Dataset items:
[Start of Attachment]

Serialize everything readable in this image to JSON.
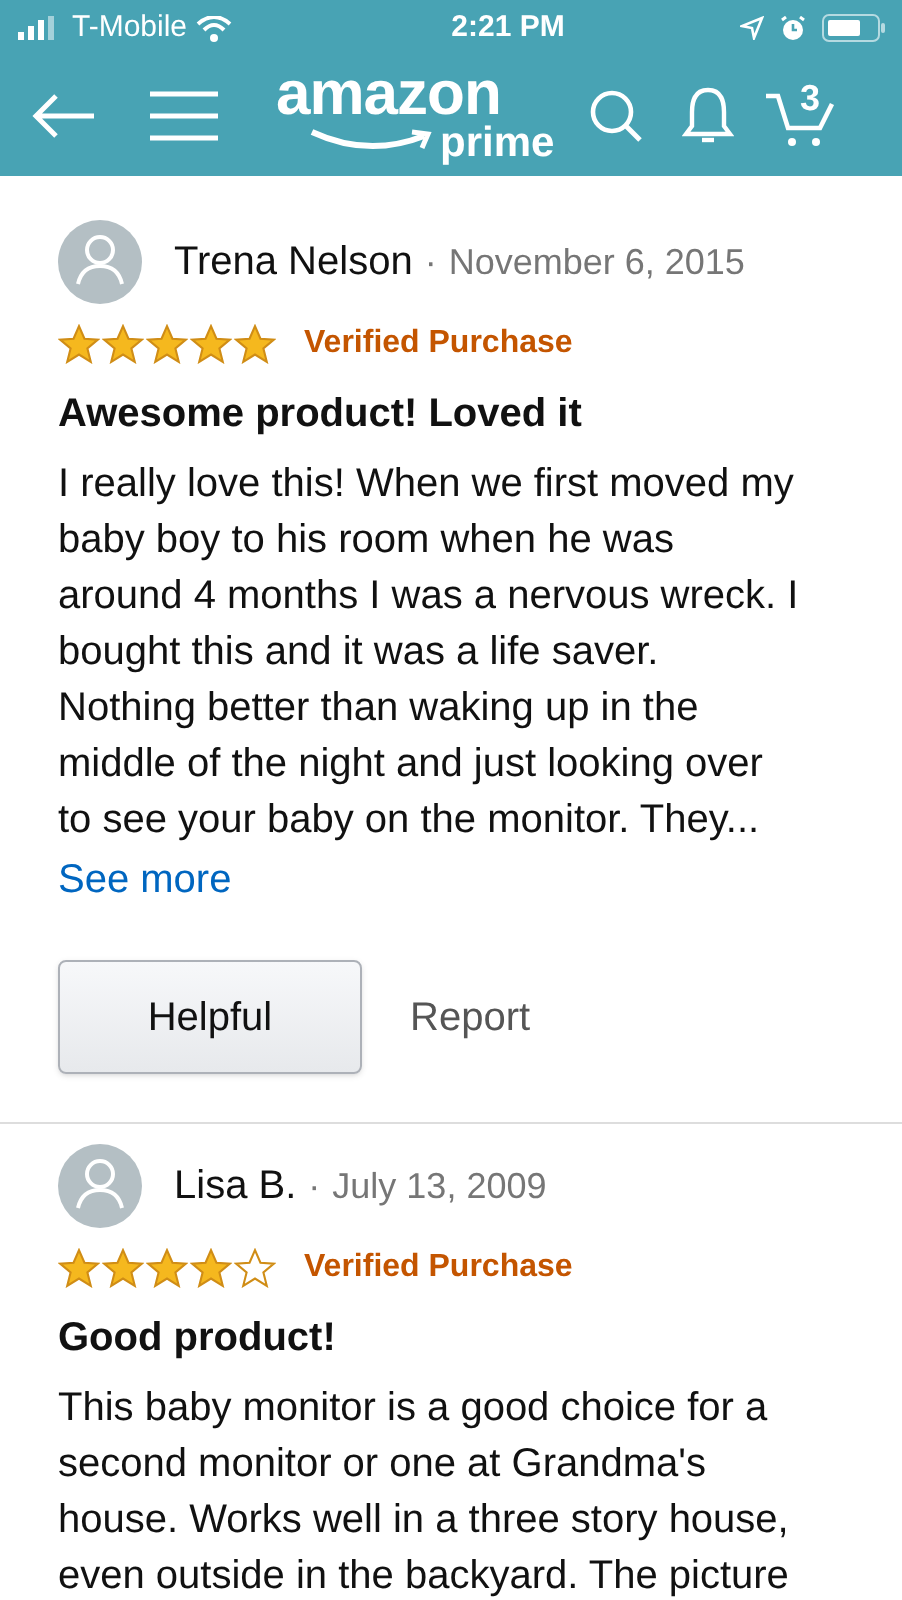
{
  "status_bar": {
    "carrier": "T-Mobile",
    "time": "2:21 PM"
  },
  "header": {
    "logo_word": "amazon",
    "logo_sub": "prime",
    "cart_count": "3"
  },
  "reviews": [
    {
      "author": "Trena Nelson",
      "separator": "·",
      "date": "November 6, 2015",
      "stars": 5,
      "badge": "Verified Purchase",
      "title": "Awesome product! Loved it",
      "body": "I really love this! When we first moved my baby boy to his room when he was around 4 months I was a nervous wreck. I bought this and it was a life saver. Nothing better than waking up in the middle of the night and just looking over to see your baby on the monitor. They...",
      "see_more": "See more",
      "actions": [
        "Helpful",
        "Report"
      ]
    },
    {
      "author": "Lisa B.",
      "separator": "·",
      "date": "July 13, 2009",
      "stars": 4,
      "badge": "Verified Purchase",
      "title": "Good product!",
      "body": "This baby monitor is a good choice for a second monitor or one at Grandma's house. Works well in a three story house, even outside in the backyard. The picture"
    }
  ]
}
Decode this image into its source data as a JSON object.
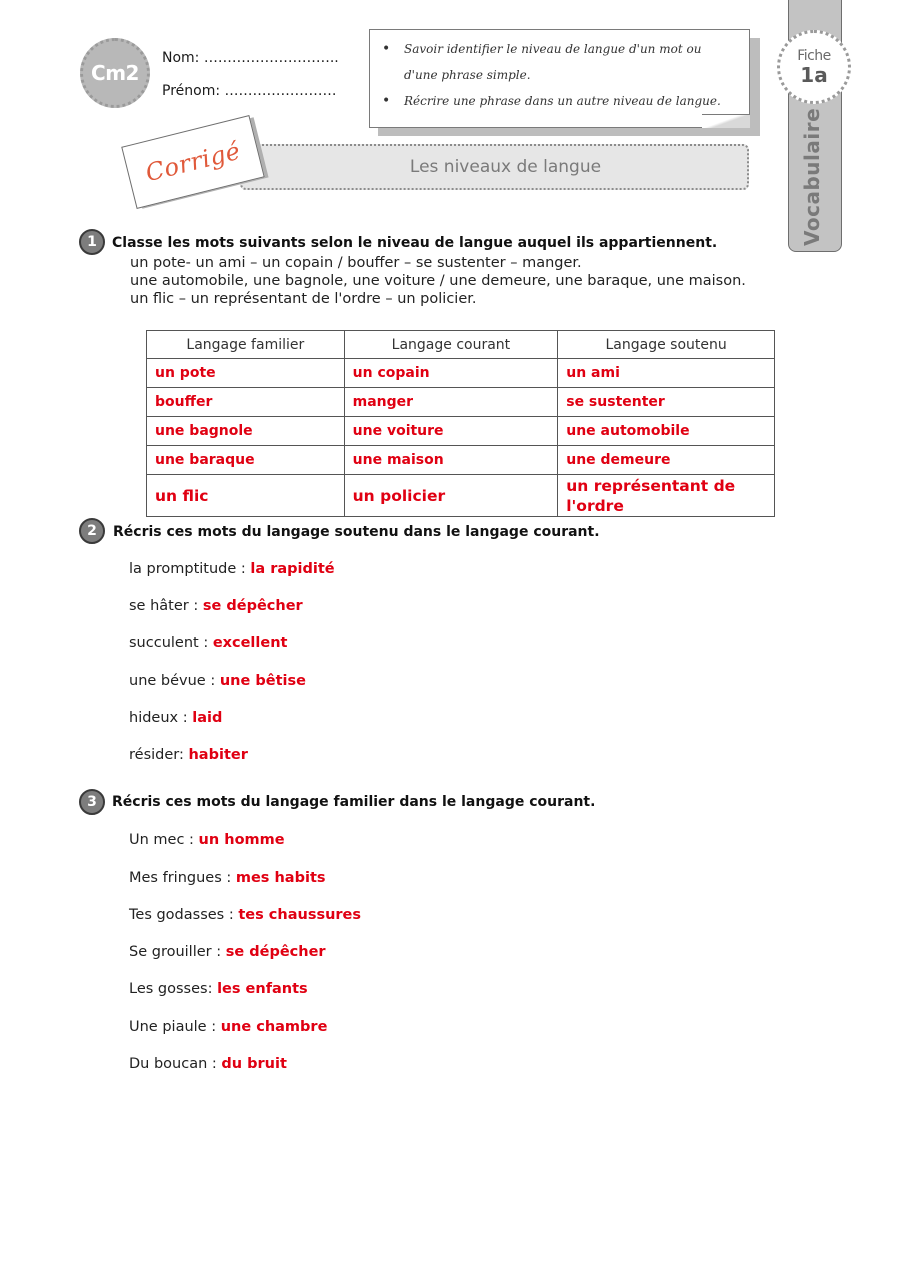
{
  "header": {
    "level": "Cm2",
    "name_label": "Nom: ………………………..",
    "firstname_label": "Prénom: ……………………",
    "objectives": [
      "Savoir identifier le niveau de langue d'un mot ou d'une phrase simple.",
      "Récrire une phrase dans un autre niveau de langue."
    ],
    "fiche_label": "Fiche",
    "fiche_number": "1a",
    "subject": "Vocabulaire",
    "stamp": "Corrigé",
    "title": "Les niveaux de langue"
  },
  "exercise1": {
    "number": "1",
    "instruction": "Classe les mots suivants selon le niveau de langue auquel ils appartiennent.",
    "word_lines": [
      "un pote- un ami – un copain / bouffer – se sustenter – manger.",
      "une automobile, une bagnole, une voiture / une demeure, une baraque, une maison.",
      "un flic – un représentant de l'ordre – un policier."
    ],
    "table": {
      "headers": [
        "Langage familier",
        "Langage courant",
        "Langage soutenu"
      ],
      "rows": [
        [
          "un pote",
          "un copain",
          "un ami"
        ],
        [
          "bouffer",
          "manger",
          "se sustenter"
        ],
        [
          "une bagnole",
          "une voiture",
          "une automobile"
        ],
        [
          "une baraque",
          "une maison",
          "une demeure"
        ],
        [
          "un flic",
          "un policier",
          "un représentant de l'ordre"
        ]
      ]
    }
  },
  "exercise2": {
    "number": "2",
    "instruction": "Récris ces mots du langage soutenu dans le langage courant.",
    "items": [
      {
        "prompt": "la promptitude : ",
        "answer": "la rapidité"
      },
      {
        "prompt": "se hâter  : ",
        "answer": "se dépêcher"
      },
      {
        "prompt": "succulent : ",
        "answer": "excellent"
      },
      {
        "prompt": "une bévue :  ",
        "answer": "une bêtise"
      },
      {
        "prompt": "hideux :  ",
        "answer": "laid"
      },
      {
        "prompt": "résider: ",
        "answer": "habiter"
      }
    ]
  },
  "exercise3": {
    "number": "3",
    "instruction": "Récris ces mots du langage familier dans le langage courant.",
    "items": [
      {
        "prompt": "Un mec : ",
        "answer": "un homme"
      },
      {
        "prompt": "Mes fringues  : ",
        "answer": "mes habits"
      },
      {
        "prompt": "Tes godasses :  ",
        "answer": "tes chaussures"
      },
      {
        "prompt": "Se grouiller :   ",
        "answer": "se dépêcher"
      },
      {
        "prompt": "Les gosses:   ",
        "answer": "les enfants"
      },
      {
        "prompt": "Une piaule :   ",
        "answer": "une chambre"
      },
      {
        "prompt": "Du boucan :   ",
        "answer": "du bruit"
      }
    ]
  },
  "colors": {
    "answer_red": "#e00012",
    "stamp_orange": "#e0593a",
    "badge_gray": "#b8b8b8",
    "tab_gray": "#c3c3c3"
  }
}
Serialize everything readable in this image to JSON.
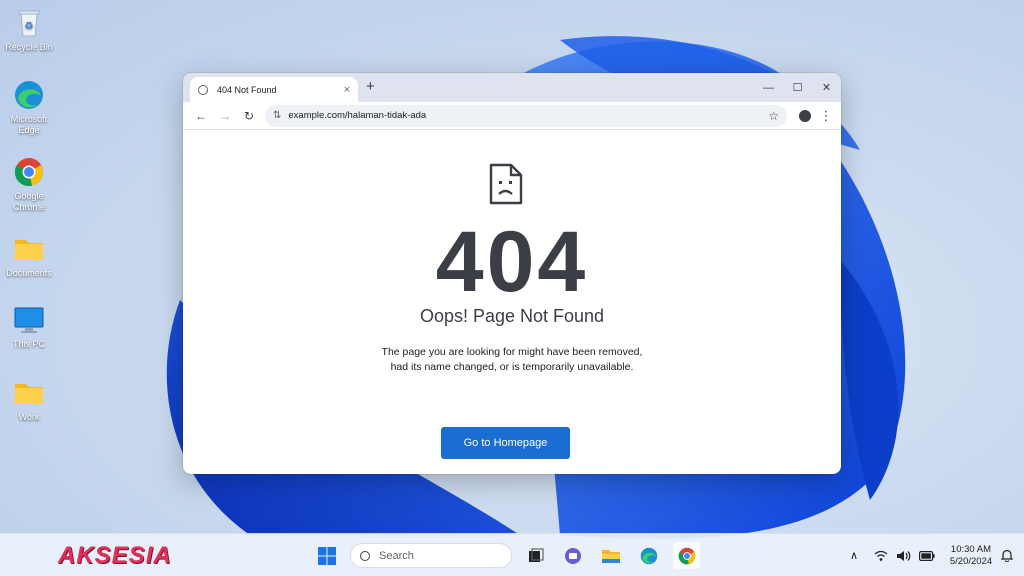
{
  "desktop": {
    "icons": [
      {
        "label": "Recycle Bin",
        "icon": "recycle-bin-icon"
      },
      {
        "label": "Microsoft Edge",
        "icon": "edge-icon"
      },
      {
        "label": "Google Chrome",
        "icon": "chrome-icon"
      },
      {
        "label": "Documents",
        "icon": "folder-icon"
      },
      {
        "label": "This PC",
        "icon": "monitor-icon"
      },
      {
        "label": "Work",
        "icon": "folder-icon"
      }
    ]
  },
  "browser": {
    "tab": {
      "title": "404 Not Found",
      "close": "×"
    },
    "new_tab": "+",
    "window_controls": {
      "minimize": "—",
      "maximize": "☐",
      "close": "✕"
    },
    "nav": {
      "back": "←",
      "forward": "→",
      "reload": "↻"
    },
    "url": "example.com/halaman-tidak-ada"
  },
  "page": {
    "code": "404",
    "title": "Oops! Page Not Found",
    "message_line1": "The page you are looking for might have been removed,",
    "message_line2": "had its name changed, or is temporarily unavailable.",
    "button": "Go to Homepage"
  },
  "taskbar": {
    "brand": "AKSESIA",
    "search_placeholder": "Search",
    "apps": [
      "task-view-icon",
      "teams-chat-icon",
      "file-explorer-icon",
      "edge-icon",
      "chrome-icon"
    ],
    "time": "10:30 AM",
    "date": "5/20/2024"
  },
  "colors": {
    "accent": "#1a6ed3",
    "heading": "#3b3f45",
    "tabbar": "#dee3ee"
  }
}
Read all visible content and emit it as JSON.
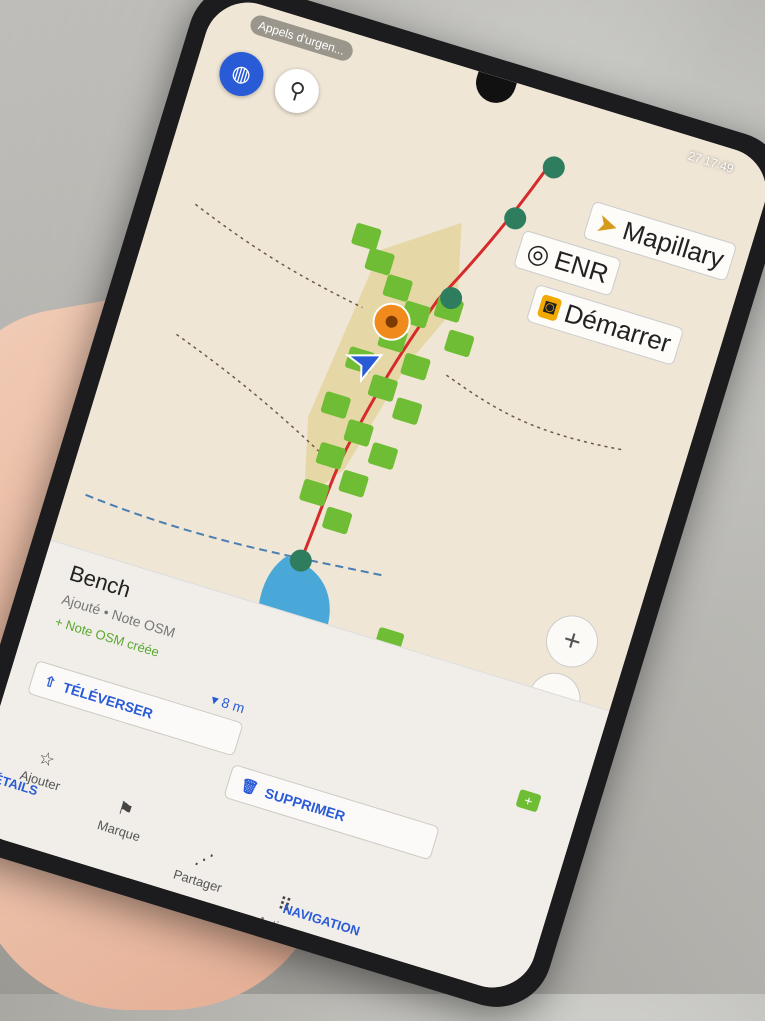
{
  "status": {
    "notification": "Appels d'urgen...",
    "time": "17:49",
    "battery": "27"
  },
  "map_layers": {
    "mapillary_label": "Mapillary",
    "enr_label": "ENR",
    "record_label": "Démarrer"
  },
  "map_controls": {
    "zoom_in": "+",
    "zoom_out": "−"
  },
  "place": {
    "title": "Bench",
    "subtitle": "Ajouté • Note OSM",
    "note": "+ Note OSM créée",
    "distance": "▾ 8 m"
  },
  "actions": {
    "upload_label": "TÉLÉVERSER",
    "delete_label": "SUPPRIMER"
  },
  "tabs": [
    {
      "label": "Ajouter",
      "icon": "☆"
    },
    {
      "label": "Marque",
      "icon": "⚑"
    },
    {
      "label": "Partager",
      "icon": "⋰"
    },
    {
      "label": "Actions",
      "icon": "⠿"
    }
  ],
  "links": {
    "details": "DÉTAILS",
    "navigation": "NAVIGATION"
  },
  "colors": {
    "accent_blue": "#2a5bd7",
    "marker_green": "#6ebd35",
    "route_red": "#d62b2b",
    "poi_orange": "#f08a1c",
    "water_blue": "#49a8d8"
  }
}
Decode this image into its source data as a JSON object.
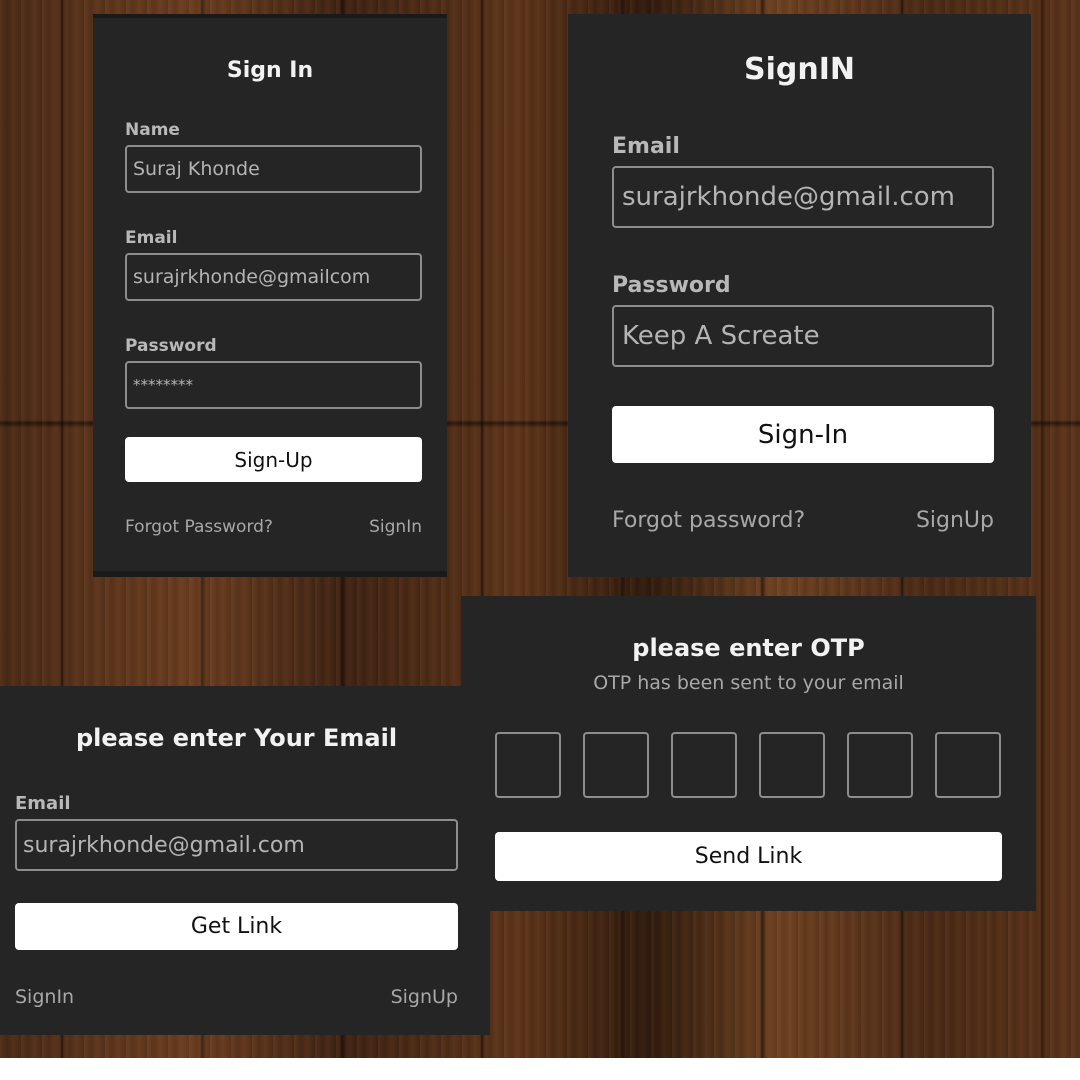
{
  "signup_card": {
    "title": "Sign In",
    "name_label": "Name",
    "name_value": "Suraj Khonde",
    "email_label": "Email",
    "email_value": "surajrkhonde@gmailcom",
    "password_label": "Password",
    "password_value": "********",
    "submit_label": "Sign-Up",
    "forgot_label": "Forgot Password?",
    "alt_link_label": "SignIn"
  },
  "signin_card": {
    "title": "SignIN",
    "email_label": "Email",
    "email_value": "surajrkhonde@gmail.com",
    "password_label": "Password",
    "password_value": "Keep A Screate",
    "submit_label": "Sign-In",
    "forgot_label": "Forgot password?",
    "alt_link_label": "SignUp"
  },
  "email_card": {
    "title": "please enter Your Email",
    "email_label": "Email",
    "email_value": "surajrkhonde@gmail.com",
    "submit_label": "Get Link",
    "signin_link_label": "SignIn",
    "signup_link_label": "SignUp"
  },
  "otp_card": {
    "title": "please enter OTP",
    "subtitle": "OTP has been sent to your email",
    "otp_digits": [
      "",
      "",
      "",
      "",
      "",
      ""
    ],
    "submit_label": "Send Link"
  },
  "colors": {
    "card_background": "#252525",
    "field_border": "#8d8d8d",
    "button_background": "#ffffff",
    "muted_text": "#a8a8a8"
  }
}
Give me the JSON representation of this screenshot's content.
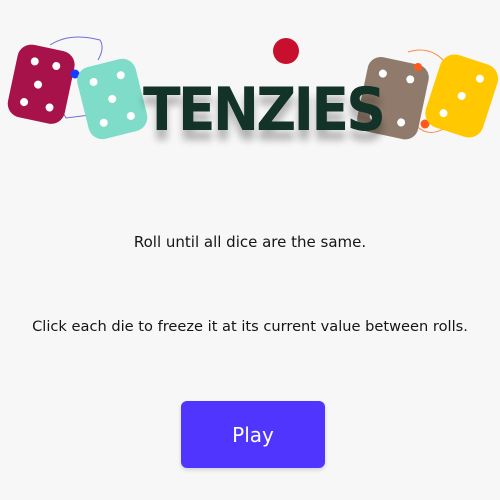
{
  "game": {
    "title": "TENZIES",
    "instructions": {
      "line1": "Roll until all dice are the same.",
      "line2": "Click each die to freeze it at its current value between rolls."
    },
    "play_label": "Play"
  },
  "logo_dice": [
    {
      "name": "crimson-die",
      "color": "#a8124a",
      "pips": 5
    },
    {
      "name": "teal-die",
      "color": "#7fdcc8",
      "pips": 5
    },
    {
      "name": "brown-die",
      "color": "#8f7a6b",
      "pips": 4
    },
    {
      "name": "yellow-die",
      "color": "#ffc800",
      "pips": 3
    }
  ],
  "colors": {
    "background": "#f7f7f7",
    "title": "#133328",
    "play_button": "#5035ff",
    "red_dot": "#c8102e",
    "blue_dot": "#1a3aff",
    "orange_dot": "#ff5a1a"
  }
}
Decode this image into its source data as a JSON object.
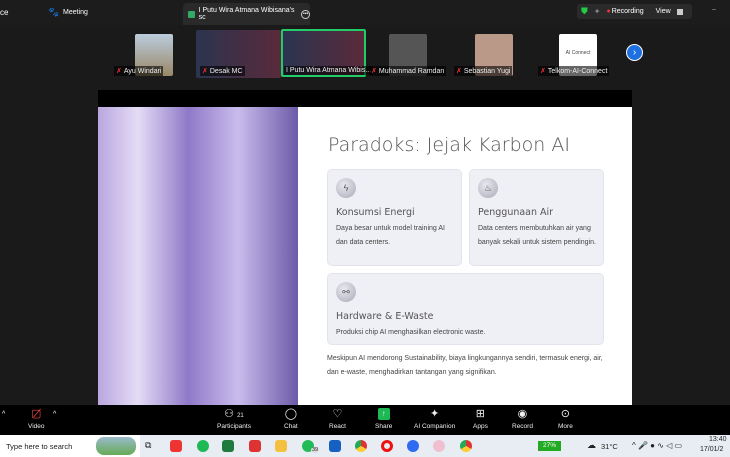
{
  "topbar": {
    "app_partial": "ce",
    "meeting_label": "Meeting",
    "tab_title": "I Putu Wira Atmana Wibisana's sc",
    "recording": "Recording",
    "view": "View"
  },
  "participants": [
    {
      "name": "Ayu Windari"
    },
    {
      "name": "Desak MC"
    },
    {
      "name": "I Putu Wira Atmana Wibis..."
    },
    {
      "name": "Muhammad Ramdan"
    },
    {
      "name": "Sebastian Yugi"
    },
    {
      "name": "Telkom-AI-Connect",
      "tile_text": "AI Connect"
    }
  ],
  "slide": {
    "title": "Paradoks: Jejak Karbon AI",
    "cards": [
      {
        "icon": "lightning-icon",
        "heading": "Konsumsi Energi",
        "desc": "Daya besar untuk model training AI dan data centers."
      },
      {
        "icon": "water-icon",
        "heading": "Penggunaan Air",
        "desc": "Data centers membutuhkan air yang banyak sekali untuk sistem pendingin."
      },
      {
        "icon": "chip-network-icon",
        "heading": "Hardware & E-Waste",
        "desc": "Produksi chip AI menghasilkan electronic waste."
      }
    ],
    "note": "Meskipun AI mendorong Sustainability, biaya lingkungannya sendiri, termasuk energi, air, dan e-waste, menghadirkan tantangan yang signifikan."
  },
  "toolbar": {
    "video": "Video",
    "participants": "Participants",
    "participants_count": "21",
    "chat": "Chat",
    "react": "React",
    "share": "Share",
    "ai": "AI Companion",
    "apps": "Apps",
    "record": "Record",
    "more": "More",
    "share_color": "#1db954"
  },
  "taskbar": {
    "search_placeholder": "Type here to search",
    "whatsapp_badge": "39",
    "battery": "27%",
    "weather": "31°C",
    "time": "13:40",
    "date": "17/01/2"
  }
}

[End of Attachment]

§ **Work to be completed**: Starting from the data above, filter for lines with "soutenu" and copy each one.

§ **Answer to this task**:
        "Langage soutenu"
    "instruction": "Récris ces mots du langage soutenu dans le langage courant.",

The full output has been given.